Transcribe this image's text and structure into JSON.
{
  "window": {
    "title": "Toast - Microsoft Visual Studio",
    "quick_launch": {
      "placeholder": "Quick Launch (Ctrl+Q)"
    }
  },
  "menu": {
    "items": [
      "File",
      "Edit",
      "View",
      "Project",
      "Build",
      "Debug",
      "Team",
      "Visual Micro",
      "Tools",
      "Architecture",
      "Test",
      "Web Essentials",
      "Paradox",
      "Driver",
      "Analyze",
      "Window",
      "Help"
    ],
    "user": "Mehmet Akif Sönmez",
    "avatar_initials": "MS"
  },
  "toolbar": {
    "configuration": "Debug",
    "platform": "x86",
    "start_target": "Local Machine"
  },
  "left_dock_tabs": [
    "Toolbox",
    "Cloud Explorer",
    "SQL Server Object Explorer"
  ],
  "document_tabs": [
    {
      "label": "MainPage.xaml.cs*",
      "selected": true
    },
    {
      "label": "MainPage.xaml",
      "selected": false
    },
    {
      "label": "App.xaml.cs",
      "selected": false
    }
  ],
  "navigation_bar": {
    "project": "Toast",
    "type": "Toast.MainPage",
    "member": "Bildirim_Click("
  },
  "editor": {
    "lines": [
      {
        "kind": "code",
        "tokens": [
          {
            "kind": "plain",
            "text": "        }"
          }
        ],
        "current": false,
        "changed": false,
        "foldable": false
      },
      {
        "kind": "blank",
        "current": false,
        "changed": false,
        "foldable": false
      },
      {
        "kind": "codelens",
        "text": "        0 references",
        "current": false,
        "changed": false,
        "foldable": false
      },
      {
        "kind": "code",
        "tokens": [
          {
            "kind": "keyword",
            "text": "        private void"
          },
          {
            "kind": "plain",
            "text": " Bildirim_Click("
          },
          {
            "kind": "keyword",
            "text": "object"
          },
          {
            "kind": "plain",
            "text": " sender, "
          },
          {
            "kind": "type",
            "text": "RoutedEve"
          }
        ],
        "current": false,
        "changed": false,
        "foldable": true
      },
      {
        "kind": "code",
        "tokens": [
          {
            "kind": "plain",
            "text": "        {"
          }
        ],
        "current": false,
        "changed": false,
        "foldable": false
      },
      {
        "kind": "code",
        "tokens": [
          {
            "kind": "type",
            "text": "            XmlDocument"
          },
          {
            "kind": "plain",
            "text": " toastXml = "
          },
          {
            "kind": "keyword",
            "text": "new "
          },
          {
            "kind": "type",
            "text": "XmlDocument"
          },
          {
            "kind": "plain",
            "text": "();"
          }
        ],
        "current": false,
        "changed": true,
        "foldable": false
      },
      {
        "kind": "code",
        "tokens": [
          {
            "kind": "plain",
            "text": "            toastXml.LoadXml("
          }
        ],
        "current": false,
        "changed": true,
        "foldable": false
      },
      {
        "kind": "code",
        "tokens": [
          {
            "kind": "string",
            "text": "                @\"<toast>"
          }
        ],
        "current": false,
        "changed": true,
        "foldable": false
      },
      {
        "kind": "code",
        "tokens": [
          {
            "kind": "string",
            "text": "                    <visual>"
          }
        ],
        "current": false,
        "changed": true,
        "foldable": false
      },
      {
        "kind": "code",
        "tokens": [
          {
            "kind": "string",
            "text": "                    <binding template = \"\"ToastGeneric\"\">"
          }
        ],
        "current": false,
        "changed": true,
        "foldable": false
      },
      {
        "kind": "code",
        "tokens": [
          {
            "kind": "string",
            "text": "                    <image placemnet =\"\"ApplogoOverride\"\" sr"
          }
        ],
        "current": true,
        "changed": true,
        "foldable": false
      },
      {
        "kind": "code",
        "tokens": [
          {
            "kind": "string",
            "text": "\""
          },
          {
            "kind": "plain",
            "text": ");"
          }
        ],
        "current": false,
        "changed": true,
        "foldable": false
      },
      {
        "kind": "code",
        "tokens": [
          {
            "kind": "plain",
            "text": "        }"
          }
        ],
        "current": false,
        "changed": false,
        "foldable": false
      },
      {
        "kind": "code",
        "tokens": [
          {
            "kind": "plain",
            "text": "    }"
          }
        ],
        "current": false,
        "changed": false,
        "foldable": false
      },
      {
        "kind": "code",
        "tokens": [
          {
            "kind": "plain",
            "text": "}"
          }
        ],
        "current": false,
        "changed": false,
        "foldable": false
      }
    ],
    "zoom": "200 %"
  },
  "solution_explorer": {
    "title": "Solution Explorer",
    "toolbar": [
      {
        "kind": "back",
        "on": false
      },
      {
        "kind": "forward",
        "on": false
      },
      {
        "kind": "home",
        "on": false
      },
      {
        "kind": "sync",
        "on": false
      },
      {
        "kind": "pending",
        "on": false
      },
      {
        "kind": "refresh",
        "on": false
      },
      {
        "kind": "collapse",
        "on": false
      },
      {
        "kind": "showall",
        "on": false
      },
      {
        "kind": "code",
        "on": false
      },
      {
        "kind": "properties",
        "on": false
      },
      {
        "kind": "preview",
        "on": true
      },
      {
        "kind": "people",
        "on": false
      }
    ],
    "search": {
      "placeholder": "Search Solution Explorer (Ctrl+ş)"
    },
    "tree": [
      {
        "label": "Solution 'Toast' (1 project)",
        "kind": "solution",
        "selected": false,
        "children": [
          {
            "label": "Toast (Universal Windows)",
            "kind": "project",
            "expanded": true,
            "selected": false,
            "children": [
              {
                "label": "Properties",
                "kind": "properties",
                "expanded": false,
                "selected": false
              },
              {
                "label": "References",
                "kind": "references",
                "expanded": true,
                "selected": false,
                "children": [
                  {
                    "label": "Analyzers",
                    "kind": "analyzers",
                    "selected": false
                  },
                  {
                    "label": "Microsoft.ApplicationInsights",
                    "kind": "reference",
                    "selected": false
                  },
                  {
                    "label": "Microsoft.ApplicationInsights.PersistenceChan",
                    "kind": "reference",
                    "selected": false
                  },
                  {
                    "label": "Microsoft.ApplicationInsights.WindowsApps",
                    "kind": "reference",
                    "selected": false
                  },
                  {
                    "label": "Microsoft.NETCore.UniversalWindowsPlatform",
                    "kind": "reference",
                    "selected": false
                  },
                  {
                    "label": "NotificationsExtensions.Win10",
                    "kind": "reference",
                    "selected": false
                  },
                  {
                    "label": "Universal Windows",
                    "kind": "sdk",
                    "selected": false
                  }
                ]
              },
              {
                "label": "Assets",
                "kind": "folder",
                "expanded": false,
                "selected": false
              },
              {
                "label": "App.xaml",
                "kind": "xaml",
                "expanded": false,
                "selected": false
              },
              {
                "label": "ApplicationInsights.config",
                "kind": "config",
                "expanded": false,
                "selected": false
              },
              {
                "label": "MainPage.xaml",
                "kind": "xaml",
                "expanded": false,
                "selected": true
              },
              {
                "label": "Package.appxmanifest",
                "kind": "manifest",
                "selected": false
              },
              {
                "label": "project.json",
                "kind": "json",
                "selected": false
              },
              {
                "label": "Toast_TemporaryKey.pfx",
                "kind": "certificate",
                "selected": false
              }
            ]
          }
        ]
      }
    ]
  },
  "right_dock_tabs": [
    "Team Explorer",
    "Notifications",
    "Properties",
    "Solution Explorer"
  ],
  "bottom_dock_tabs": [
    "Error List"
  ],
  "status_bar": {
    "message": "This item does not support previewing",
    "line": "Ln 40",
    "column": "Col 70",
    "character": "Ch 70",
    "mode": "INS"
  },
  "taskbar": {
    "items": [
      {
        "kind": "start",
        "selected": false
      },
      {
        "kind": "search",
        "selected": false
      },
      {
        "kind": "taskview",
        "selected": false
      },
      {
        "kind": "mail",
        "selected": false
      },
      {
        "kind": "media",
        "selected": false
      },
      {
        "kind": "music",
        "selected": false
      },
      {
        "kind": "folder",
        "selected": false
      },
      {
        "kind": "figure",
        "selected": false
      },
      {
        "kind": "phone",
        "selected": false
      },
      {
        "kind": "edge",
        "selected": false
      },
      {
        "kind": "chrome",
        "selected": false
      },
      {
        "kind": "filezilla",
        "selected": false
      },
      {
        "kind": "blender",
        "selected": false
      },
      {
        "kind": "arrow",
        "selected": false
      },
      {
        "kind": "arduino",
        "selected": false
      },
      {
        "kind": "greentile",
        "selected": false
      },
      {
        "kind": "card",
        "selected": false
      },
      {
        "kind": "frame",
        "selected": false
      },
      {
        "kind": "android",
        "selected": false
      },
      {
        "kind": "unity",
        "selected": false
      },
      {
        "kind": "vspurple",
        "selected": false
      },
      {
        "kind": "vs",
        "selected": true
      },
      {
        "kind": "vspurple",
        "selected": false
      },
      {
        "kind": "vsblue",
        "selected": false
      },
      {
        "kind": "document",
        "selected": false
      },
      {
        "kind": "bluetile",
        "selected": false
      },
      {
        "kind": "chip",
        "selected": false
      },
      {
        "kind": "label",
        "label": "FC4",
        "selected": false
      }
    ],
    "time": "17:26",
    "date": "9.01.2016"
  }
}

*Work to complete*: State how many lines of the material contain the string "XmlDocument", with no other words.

*Output of the exercise*: 2